### What is being asked
Count every line of these entries that holds the word "label", and reply with the number only.

### Data records
BEGIN

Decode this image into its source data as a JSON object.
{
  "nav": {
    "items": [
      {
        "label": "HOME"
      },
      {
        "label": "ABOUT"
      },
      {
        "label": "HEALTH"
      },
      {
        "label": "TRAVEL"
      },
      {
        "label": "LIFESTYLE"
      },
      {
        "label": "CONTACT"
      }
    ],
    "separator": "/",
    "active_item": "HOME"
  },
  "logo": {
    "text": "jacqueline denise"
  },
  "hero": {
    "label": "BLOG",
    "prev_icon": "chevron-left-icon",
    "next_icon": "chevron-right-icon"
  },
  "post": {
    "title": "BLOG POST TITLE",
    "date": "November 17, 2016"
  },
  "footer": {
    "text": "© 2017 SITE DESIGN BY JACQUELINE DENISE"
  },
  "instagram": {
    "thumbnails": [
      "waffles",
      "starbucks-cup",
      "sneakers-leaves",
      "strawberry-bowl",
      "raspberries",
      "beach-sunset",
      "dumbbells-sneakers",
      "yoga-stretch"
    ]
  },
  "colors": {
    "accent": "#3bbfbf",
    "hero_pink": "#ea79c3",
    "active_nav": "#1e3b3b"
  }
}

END
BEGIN

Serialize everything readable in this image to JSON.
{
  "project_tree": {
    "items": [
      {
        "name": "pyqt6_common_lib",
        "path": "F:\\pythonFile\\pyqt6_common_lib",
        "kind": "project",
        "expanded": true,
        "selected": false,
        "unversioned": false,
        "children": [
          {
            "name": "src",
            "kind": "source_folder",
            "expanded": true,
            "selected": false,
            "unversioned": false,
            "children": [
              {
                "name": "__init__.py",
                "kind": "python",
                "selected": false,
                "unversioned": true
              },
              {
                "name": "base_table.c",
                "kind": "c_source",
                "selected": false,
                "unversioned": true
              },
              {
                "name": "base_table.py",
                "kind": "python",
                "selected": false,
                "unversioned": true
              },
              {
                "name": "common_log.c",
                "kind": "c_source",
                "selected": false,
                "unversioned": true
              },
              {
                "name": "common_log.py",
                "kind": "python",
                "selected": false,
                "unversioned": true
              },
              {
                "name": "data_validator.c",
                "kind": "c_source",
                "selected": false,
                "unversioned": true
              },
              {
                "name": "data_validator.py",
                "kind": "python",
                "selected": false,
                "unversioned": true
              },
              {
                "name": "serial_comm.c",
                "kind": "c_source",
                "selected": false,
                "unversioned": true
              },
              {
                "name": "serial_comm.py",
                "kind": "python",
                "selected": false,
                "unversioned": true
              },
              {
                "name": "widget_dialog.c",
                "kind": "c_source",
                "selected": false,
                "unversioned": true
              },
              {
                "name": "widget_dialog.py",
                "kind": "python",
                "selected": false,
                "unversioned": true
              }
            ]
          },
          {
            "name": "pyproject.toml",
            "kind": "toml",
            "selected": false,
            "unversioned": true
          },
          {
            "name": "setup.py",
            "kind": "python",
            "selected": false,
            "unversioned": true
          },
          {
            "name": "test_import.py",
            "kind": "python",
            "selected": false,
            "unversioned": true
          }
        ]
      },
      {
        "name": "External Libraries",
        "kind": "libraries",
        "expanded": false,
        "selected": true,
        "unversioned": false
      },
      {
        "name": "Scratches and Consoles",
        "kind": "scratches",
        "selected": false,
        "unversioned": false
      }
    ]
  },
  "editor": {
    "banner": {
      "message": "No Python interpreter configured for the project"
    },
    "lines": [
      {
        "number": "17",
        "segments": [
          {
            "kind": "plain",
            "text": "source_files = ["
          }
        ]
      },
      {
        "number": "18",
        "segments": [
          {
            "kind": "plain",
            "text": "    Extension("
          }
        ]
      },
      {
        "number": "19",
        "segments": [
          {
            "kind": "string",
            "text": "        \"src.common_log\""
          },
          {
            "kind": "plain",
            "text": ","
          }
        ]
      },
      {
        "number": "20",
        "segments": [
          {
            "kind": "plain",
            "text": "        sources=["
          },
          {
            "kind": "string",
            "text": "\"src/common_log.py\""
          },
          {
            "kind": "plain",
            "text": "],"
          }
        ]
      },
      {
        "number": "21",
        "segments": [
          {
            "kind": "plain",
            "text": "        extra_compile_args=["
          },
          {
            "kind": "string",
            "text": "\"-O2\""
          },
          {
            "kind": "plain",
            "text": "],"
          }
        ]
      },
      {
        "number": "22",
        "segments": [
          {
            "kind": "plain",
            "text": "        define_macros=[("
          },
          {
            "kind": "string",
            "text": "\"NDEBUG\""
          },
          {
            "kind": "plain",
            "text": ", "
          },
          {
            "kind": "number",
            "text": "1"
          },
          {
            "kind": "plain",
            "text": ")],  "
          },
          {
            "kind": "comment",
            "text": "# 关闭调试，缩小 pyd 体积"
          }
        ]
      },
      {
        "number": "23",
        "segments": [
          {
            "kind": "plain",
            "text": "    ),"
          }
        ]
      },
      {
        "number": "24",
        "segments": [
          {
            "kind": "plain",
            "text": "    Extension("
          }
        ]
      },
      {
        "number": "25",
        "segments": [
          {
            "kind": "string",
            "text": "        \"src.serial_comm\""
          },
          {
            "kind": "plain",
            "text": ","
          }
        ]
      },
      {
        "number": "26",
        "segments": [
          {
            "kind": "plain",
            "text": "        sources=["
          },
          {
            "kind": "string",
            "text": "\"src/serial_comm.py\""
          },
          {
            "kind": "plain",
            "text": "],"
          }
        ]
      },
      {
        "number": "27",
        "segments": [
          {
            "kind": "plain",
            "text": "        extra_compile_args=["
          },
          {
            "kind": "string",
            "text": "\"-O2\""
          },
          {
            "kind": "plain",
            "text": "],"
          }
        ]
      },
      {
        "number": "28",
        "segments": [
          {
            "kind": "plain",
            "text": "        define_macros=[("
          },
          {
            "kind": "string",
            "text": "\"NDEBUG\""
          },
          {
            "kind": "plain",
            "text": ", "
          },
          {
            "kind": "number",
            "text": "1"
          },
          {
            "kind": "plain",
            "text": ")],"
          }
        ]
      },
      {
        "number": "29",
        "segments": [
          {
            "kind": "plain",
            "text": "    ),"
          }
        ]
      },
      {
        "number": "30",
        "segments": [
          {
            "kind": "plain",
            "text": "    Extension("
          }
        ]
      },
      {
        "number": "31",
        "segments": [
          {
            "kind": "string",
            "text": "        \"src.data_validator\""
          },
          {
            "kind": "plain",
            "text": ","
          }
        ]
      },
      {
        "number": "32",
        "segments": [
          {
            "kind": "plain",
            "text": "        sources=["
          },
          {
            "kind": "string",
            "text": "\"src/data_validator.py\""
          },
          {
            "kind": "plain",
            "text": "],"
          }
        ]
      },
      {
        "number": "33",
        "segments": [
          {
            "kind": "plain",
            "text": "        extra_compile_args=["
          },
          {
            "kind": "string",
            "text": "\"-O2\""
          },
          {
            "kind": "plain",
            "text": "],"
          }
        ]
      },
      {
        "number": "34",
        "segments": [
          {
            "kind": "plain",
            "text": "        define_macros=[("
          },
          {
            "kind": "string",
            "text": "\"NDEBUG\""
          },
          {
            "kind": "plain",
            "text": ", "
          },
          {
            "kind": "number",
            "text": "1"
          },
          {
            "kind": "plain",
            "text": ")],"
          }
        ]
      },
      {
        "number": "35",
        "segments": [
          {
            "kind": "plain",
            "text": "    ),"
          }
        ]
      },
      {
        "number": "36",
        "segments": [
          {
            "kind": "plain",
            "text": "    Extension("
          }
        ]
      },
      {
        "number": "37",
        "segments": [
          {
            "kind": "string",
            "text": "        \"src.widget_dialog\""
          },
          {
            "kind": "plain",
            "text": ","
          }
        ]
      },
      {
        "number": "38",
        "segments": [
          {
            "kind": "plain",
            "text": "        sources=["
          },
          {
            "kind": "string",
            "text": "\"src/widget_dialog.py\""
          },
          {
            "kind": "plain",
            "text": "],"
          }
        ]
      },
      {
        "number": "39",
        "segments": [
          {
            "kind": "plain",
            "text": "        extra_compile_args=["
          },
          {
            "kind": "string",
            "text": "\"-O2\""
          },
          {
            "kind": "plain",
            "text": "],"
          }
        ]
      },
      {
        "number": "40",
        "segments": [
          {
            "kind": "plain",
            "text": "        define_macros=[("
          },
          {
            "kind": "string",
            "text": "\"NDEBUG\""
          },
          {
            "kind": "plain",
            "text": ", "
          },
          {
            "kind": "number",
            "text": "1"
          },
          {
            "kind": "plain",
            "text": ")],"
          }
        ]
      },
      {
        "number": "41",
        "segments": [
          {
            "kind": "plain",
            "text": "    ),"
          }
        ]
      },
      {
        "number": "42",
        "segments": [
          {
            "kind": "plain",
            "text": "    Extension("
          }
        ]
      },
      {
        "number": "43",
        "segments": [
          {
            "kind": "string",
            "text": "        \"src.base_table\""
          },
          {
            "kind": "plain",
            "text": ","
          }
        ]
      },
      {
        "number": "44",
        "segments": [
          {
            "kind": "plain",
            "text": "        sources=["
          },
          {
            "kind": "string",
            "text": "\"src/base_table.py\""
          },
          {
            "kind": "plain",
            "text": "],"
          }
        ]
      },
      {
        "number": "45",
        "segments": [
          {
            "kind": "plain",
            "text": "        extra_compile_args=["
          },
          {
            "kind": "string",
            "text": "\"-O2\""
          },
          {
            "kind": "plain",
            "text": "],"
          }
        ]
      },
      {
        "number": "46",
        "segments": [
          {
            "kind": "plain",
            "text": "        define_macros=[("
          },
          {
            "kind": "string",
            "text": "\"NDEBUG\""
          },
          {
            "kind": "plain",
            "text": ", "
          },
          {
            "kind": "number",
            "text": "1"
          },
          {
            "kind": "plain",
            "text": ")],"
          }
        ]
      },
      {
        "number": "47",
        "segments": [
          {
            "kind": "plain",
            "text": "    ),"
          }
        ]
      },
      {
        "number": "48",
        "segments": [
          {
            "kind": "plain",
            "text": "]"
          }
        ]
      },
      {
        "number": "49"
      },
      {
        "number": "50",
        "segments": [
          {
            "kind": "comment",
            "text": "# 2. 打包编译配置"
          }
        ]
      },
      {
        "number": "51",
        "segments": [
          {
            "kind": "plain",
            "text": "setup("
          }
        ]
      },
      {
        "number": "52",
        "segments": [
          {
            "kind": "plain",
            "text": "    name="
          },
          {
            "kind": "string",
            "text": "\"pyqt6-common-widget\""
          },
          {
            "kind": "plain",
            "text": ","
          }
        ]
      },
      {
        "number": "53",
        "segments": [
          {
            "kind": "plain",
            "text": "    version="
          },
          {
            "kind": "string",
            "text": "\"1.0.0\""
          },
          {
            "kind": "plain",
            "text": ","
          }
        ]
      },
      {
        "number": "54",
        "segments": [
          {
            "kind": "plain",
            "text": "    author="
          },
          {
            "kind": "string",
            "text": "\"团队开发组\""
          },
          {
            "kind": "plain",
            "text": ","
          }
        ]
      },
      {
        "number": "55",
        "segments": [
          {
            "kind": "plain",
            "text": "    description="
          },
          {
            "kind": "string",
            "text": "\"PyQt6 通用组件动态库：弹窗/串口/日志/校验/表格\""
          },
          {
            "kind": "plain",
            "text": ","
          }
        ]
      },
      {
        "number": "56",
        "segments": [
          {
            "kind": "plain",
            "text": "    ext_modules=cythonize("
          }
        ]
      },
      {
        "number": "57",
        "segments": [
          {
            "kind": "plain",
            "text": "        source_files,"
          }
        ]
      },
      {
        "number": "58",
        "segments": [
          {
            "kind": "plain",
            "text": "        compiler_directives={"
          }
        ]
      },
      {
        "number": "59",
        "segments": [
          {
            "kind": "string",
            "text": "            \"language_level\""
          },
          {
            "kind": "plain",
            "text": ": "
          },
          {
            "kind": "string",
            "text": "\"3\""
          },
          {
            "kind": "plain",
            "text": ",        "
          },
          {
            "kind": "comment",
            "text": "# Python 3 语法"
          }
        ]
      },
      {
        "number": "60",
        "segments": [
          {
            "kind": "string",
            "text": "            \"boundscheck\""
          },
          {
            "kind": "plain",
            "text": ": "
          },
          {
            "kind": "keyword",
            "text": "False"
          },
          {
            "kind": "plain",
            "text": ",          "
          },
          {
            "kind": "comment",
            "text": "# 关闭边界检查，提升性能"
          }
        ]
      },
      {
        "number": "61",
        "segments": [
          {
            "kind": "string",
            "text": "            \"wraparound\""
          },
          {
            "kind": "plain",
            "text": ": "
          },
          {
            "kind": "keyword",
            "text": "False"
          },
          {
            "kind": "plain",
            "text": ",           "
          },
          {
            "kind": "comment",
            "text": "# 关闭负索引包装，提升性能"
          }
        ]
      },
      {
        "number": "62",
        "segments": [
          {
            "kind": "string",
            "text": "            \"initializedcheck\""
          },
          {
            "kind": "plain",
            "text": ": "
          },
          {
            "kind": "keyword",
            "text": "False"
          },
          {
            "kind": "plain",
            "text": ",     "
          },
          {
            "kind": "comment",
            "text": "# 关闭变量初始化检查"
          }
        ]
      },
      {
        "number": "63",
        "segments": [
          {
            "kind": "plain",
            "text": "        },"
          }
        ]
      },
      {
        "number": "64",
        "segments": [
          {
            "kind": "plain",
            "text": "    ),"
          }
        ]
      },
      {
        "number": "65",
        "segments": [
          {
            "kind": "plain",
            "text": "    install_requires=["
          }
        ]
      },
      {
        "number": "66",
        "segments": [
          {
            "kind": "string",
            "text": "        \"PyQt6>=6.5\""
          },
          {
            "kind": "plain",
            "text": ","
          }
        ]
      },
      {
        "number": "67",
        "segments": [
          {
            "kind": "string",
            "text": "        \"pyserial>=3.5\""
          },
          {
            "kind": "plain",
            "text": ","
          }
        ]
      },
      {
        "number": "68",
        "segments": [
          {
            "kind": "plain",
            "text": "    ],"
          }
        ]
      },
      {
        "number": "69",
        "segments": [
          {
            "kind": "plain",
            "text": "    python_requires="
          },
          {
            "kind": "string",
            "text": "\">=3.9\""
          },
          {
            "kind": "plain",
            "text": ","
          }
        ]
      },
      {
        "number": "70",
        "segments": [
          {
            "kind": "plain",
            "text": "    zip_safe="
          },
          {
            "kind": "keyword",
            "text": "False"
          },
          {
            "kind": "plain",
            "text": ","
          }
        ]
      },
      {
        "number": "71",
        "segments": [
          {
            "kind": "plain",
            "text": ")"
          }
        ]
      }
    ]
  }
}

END

### Response area
7